Transcript of Interview Excerpt

Conversazione with Winston Wallin on October 21, 1997 at the Minnesota History Center in St. Paul, Minnesota.

“The thing to remember about the medical device industry, if you really want to remember anything about the medical device industry, is that it is still very much of a growth industry. In a growth industry, you either grow or you die, and it’s much easier to grow. It’s much more appealing than to not do anything and then find that all your competitors grow, and then one day the phone rings and someone wants to buy your company, and that’s the end of that. In fact, back in ‘85, Medtronic was worth about $400 million. It’s now $22 billion. That’s, I think, a fifty-five times increase in the value of Medtronic in twelve years. I used to worry about someone buying the company when it was only $400 million, and so one of the first things I did was get the board together and understand the poison pill, and we put the poison pill in and broadcast it so people wouldn’t think it’s going to be a pushover. Then I always had the thought that if anyone did call and want to buy the company—and I know some people were looking at Medtronic—that I would say, “Well, you know, I’ll get together with you, but I’ve got to get this damned recall out of the way first.” [Laughter]
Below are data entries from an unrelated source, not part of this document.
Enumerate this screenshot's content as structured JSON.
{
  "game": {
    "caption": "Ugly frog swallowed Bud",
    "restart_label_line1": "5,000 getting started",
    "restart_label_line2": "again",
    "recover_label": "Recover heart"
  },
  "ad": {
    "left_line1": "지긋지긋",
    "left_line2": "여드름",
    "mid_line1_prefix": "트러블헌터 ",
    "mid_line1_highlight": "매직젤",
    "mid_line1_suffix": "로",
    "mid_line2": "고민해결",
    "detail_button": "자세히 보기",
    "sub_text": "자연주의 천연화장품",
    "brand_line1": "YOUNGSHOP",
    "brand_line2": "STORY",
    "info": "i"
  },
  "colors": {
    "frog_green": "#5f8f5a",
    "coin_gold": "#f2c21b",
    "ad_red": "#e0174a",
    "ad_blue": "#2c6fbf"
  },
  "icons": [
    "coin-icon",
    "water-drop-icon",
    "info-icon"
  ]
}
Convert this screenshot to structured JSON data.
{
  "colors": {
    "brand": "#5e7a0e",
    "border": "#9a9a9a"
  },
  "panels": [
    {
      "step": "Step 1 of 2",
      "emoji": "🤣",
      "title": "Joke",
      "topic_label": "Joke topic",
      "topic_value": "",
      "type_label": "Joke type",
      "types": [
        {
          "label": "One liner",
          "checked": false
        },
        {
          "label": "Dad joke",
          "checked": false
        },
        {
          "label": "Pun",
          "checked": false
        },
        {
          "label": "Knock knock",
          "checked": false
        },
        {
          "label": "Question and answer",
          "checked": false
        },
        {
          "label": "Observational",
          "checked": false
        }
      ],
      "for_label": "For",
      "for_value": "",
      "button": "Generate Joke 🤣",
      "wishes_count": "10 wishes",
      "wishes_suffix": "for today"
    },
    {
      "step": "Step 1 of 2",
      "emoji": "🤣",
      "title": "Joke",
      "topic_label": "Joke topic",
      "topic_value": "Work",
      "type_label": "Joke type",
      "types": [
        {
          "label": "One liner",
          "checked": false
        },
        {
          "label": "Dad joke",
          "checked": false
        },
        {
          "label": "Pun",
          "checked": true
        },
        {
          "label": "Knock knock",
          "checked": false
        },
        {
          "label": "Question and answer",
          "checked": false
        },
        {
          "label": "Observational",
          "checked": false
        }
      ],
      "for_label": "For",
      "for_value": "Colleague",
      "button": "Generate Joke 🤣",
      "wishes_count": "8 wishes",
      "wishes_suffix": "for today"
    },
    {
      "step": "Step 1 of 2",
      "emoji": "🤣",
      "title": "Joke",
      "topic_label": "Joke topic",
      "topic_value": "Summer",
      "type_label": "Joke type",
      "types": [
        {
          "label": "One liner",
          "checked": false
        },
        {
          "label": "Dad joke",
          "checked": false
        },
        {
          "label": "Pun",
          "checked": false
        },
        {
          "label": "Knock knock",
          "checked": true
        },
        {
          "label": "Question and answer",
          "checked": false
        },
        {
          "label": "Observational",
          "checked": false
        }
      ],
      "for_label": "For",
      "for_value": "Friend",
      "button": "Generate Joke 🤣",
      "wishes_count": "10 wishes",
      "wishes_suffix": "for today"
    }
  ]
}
Another thing to remember is demand is driven by patient needs, it’s driven by age. The older you get, generally, the greater the needs, and it’s driven by the affluence in the countries, the United States and all the countries in the world. All of those things are heading up. Certainly, unless something remarkable happens, twenty years from now the world will be much more affluent than it is today. There’ll be lots of countries that will be able to buy relatively expensive devices. So the demographics and everything are still very much in place and very positive.”
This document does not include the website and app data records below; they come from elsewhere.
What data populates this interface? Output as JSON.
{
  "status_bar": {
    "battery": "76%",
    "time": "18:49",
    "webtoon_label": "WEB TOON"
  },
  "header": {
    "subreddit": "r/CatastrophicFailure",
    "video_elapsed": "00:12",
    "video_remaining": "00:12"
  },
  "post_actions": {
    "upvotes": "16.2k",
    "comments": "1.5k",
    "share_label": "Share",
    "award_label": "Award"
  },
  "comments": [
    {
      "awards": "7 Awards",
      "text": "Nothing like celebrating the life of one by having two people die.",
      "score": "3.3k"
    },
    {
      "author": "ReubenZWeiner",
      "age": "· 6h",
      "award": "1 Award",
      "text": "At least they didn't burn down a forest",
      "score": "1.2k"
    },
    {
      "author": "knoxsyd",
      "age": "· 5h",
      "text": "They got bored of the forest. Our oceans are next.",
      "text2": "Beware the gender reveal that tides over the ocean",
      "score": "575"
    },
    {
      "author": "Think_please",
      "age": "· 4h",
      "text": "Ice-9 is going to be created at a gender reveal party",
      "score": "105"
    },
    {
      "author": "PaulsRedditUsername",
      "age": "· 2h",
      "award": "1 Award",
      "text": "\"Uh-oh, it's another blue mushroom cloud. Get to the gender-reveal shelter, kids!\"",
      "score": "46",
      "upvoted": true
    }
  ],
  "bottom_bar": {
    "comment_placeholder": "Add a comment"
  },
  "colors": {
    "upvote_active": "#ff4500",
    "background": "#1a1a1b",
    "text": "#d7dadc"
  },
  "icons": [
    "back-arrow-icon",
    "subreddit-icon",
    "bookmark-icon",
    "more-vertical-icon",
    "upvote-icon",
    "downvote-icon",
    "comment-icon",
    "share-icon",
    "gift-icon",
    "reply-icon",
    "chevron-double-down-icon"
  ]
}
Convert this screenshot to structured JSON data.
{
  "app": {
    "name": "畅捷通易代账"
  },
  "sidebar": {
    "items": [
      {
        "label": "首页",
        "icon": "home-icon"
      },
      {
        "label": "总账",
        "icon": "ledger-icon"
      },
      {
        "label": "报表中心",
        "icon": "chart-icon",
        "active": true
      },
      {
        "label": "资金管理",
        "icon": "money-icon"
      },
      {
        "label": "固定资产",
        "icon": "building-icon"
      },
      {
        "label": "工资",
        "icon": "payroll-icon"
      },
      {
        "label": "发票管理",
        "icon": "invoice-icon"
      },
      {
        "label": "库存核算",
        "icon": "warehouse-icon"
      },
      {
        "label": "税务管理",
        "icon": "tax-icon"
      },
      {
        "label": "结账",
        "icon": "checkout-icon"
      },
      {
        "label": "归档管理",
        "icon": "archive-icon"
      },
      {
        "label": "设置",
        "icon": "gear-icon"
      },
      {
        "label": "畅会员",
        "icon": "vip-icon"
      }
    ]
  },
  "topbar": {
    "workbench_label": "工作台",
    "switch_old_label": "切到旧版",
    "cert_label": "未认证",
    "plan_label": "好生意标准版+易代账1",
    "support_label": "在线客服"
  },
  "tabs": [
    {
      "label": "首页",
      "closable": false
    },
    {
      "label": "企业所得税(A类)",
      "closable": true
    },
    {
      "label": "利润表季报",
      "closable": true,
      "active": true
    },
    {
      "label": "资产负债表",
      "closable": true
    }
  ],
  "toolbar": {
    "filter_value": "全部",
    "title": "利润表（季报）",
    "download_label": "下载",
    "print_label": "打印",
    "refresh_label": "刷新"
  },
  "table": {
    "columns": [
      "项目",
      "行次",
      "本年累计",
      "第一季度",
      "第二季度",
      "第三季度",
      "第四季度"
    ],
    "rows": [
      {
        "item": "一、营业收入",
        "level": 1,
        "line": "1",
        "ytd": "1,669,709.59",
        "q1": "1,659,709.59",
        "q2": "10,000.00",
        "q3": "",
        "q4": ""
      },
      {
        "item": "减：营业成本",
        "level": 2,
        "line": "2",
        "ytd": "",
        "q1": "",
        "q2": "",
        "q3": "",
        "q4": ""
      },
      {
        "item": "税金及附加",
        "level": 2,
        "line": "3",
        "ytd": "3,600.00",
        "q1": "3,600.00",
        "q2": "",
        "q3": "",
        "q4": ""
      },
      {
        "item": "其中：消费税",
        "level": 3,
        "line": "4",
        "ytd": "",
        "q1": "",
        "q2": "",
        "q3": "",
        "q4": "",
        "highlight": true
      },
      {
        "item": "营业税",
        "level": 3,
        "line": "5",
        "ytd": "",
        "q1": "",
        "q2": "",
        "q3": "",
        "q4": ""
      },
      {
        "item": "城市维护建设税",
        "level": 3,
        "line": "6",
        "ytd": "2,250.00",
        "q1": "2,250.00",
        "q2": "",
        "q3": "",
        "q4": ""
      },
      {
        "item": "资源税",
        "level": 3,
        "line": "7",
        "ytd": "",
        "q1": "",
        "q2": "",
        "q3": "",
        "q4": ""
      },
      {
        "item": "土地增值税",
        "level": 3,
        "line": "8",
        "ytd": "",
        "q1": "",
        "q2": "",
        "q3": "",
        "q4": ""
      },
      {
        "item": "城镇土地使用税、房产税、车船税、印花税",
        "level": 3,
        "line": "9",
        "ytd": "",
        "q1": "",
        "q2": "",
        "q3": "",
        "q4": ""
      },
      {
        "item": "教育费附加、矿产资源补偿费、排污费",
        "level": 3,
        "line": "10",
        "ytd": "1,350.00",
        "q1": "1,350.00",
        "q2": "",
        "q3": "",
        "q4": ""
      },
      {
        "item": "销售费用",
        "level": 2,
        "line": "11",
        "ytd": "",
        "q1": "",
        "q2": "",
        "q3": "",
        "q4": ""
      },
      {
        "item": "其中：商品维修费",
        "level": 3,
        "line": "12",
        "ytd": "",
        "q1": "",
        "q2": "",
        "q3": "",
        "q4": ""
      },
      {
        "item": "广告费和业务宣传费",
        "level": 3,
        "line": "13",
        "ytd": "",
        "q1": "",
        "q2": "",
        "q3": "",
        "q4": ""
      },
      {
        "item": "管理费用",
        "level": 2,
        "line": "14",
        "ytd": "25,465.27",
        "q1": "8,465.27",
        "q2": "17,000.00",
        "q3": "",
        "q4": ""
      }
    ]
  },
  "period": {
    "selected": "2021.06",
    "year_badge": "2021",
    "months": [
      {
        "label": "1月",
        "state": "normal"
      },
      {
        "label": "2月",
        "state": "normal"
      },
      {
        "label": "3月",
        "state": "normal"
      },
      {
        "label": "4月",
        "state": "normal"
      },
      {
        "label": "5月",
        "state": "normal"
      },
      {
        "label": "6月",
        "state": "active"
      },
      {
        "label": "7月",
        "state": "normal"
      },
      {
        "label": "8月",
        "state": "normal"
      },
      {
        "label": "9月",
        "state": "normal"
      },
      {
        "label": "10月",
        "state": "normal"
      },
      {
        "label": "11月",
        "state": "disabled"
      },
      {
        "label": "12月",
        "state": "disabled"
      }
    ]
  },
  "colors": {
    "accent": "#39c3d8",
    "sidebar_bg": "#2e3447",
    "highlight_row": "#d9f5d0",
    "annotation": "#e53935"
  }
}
Biographical Information

Winston R. Wallin was born in Minnesota and graduated from a Minnesota university. He was a grain trader, executive, and board member for a major Minnesota food company. From the late 1970s until the mid 1990s, he was a board member, and served the last five years as a chief executive, of Medtronic.

Winston R. Wallin